Jerry Williamson rested on his cane and gazed across the river. "I believe that this is the most beautiful place in all of Chatham County."
Walls of red, mossy-covered brick stretched before him at his feet, and Spanish moss swayed in the gentle coastal breeze above his head. With the spring growth of new leaves and the quiet whisper of the water, it was not hard to understand why.
I had just discovered the Savannah-Ogeechee Canal and Nature Center, and nearly 200 years of history began to unfold.
The Savannah-Ogeechee Canal Museum and Nature Center is less than an hour from Bluffton but promises several hours of outdoor enjoyment.
Its quietude belies its true purpose: It marks the terminus of the once-active Savannah-Ogeechee Barge Canal. In the days before interstate highways and even widespread railroad, this canal was the equivalent of Interstate 95 and a lifeline of goods and transportation from the heart of Georgia to the bustling city of Savannah. Cutting across 16 miles of swamp and coastal land, it connects the Savannah River to the Ogeechee River and opened a whole new watershed of goods and services to commerce.
The canal was constructed largely by hand and by 1831 was providing cotton, lumber and even peaches to the warehouses and shipyards of Savannah. It was a technological marvel at the time with intricate water locks, giant gates regulating traffic, and countless barges plied back and forth in all seasons.
In time, new technologies took over as railroads surpassed the canal's use, and as it faded from use and slipped into disrepair, it was not completely forgotten. In the 1990s the Savannah-Ogeechee Canal Society was formed and the nature center was established. Now, several sections of the canal are open for visitors and a beautiful boardwalk crisscrosses the swamp making it a magnet for anyone with an itch to get outside.

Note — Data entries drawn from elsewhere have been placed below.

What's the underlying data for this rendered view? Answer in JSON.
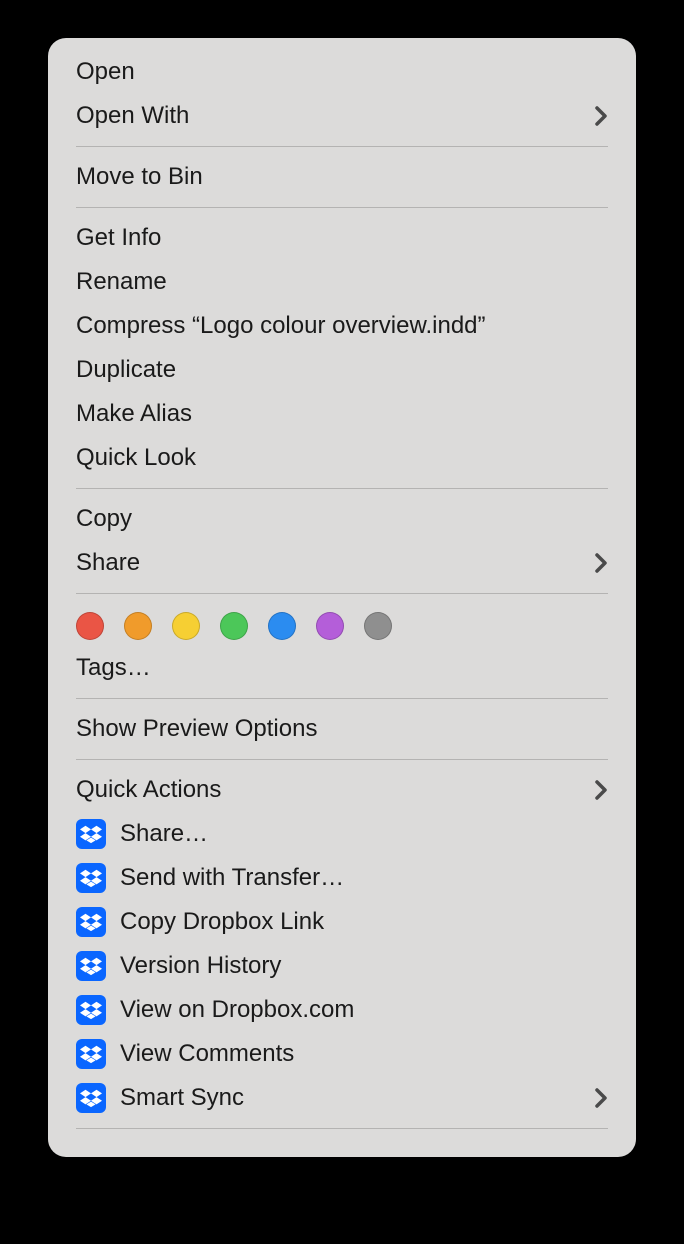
{
  "menu": {
    "open": "Open",
    "open_with": "Open With",
    "move_to_bin": "Move to Bin",
    "get_info": "Get Info",
    "rename": "Rename",
    "compress": "Compress “Logo colour overview.indd”",
    "duplicate": "Duplicate",
    "make_alias": "Make Alias",
    "quick_look": "Quick Look",
    "copy": "Copy",
    "share": "Share",
    "tags": "Tags…",
    "show_preview_options": "Show Preview Options",
    "quick_actions": "Quick Actions",
    "dropbox": {
      "share": "Share…",
      "send_transfer": "Send with Transfer…",
      "copy_link": "Copy Dropbox Link",
      "version_history": "Version History",
      "view_on_site": "View on Dropbox.com",
      "view_comments": "View Comments",
      "smart_sync": "Smart Sync"
    }
  },
  "tag_colors": {
    "red": "#ea5545",
    "orange": "#f09b2b",
    "yellow": "#f6cf33",
    "green": "#4cc759",
    "blue": "#2b8cf0",
    "purple": "#b45ed9",
    "gray": "#8f8f8f"
  }
}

And get outside we did. Recently, my family and I visited the Savannah-Ogeechee Canal Museum and Nature Center for the first time. A cottage houses a small museum filled with artifacts and information about the canal and area life throughout its history. From here, a short walk along the old canal towpath takes you through interpretive displays and down to the brick locks themselves.
Boardwalks, benches and five miles of nature trails allow for a few hours or all-day enjoyment. Earlier this month, some friends and I explored the Savannah-Ogeechee Canal by kayak by paddling the Ogeechee River. As we passed between fern-laced brick walls of the locks and under the graceful arch of a walking bridge, it was not hard to feel transported in time to a different era.
As the old song "Low Bridge" goes:
I've got a mule, her name is Sal
Sixteen miles on the Erie Canal
She's a good old worker and a good old pal
Sixteen miles on the ... Savannah-Ogeechee Canal
Well, not quite. But what poetry may lack, the Savannah-Ogeechee Canal Museum and Nature Center will put a song in your heart for days gone by.
Bluffton resident Matt Richardson enjoys taking day trips with his family and exploring the Lowcountry. To see more pictures from his adventures, go to www.Flickr.com. He can be reached at firstname.lastname@example.org.